## What is being asked
Copy every line of the entries that has the string "Prüfung" in it.

## Record set
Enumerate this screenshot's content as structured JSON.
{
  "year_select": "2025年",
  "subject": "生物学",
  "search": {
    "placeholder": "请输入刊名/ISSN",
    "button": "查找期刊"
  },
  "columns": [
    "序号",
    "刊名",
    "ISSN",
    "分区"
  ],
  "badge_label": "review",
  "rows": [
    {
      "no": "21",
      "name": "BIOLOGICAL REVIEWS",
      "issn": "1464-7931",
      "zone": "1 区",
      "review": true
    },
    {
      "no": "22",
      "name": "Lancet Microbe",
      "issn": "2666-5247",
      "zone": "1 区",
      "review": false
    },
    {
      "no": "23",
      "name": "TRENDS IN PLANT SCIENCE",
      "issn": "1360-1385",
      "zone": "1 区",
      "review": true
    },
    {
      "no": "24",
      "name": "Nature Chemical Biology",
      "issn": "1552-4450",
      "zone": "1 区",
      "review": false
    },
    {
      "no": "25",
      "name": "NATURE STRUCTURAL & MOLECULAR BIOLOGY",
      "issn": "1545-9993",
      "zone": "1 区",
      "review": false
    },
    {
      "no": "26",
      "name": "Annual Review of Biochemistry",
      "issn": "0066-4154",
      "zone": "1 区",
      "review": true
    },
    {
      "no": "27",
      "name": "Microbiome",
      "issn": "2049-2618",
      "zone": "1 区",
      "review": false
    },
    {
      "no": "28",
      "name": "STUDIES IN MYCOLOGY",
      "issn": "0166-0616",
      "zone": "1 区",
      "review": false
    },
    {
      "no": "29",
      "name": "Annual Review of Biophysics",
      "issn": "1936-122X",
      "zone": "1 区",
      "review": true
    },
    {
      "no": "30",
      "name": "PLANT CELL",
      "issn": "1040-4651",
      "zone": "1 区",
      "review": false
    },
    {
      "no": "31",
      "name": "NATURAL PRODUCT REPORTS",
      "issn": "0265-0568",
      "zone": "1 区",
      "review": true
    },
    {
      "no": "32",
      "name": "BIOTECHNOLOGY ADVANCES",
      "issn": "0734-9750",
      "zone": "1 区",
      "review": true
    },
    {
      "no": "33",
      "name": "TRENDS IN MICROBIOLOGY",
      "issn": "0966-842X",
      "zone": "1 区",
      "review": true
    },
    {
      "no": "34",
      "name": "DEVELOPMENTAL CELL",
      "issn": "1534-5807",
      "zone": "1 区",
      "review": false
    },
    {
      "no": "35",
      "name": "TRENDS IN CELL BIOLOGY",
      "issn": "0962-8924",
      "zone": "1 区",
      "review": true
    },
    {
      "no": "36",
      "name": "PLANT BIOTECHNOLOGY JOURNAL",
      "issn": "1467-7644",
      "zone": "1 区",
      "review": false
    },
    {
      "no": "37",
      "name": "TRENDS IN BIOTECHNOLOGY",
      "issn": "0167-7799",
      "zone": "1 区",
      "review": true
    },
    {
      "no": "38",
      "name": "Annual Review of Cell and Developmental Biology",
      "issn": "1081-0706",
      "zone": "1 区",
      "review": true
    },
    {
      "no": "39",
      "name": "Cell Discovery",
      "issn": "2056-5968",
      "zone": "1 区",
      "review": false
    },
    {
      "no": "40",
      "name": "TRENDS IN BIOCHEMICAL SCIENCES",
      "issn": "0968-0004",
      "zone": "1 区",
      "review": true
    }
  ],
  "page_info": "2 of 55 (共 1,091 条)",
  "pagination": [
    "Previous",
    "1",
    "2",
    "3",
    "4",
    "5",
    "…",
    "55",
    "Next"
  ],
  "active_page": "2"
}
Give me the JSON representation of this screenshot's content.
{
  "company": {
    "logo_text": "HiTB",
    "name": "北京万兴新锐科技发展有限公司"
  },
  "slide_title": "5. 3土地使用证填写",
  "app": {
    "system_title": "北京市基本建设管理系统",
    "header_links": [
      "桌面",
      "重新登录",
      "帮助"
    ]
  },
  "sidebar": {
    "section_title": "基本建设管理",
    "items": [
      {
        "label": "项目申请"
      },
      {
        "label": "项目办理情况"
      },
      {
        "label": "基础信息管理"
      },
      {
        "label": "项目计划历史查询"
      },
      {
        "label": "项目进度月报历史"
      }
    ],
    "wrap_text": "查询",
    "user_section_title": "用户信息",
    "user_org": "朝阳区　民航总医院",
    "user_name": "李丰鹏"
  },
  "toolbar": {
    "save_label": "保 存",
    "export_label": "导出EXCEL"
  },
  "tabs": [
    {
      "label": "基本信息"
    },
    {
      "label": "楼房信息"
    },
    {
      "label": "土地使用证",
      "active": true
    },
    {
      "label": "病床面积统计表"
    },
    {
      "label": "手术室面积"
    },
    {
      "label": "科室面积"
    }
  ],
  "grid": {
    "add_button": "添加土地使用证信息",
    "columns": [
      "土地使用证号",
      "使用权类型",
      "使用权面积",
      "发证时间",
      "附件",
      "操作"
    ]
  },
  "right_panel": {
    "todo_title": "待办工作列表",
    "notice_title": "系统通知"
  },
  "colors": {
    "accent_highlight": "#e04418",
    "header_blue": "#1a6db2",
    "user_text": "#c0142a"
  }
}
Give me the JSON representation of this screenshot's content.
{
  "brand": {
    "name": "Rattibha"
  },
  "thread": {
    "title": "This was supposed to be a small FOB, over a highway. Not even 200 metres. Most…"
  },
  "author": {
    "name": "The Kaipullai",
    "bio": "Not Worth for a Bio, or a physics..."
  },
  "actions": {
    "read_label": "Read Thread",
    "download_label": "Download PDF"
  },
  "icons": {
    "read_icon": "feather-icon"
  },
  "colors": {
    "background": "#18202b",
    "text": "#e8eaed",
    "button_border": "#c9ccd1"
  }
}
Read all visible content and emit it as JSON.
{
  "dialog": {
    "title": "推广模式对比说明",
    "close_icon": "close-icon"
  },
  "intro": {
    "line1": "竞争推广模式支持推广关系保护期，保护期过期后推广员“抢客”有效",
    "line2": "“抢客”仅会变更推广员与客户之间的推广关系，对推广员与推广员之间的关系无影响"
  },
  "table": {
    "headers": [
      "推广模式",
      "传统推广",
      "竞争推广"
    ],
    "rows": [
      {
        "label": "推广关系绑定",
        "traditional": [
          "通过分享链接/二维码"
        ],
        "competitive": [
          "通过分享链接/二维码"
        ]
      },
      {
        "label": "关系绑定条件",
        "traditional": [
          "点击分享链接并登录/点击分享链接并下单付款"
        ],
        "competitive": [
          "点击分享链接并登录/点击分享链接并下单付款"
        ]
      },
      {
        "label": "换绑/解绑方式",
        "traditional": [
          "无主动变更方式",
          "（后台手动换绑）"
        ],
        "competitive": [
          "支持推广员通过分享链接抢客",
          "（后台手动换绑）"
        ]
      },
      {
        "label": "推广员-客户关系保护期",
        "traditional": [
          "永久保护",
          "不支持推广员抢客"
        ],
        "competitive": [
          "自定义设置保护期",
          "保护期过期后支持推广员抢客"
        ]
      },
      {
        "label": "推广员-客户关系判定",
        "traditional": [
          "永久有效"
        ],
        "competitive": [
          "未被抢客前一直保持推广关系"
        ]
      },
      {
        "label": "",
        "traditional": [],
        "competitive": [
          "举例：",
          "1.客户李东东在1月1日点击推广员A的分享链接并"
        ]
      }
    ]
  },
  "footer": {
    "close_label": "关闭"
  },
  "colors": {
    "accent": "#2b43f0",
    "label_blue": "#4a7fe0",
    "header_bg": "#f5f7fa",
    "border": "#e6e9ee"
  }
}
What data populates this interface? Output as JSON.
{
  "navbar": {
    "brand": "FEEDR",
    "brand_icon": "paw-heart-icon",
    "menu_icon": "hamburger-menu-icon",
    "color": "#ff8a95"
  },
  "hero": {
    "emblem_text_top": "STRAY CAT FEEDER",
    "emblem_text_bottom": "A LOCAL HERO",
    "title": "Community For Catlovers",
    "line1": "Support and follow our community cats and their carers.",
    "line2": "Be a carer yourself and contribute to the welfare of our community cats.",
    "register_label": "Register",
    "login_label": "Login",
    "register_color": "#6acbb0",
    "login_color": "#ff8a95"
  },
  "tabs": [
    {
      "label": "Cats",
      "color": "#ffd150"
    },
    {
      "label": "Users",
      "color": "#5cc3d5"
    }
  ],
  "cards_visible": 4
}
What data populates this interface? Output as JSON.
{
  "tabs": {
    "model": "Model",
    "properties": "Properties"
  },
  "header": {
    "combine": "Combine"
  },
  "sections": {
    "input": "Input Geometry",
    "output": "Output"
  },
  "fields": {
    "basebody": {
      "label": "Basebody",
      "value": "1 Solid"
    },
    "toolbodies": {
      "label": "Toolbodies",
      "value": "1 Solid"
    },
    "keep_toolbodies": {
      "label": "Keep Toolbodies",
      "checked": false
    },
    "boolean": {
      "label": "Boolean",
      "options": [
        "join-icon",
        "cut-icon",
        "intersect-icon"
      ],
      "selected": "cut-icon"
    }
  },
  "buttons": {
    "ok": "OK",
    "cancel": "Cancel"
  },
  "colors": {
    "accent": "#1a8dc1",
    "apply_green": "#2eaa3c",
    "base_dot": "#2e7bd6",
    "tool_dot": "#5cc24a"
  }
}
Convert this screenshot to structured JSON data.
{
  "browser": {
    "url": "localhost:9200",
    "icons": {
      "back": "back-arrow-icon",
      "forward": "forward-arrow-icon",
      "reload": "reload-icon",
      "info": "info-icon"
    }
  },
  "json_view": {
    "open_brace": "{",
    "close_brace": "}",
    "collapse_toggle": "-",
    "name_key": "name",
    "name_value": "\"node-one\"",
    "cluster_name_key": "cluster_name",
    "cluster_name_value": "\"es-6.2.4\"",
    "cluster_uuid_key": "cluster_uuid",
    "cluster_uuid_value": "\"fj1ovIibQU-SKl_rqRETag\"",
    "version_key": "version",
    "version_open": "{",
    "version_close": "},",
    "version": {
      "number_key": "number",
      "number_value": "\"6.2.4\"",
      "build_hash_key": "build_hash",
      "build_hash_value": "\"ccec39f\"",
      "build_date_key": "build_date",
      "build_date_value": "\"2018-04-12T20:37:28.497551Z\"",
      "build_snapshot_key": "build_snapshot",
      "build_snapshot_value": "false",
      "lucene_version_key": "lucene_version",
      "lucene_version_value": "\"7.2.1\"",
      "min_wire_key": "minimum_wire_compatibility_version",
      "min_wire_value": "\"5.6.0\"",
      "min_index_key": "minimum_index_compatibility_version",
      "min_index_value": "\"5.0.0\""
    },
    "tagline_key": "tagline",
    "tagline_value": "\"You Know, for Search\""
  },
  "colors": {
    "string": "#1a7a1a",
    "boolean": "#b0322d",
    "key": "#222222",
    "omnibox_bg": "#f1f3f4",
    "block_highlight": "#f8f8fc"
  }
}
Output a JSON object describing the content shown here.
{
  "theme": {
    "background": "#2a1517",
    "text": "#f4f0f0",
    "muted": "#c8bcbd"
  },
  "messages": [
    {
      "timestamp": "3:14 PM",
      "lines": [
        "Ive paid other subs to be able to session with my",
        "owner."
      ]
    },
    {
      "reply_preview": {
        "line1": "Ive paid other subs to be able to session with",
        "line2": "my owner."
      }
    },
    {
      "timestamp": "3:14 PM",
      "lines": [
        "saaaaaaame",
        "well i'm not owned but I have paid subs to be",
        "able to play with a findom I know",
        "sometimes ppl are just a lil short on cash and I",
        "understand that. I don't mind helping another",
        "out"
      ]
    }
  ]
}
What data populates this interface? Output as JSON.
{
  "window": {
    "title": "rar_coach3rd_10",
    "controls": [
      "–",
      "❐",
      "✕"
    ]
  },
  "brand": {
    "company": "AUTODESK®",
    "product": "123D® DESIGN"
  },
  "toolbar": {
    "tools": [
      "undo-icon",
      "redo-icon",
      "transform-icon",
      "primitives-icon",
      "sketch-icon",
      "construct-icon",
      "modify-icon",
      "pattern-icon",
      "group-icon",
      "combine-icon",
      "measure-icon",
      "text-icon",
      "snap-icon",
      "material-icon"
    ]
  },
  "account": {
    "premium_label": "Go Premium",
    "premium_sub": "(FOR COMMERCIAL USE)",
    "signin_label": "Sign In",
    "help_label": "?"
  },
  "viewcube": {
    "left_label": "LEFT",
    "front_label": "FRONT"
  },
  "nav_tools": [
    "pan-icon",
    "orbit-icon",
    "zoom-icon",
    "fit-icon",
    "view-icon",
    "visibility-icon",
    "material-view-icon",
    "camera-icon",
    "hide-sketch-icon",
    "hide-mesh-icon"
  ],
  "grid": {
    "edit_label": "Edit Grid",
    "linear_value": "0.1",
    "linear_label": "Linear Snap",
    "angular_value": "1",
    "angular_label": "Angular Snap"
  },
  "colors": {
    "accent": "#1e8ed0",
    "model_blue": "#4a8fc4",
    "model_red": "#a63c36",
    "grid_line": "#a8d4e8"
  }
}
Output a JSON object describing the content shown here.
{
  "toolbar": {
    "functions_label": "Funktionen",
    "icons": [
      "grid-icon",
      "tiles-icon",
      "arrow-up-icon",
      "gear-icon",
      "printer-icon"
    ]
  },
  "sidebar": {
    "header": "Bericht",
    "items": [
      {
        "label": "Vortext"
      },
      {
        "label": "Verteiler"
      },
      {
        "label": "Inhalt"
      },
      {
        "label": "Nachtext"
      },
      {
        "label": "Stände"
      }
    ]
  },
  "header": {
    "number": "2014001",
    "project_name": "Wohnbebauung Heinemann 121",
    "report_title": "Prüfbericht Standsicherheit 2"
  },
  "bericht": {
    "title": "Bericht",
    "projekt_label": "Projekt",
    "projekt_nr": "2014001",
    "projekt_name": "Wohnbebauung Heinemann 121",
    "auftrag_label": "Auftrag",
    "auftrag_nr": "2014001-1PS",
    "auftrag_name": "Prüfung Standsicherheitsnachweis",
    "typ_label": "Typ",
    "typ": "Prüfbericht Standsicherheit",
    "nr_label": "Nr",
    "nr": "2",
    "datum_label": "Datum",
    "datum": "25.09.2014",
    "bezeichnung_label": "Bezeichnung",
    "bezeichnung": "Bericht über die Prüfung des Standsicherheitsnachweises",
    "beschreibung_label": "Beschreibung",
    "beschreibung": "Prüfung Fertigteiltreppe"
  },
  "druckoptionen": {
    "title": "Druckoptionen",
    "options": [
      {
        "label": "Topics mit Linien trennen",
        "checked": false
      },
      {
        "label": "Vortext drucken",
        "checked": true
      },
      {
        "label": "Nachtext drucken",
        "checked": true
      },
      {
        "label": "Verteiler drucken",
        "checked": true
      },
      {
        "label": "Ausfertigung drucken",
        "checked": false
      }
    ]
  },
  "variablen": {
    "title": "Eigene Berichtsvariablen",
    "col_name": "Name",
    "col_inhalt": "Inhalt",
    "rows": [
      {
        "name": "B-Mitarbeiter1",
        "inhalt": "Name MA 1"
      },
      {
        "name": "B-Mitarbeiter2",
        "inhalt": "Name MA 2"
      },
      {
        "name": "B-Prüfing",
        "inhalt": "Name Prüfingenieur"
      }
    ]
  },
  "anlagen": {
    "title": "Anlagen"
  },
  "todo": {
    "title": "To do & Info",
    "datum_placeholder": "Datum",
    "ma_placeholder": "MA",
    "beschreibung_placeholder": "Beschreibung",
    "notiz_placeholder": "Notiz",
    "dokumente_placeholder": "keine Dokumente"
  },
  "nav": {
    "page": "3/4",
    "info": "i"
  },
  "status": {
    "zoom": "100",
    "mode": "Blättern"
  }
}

## Solution
    "auftrag_name": "Prüfung Standsicherheitsnachweis",
    "bezeichnung": "Bericht über die Prüfung des Standsicherheitsnachweises",
    "beschreibung": "Prüfung Fertigteiltreppe"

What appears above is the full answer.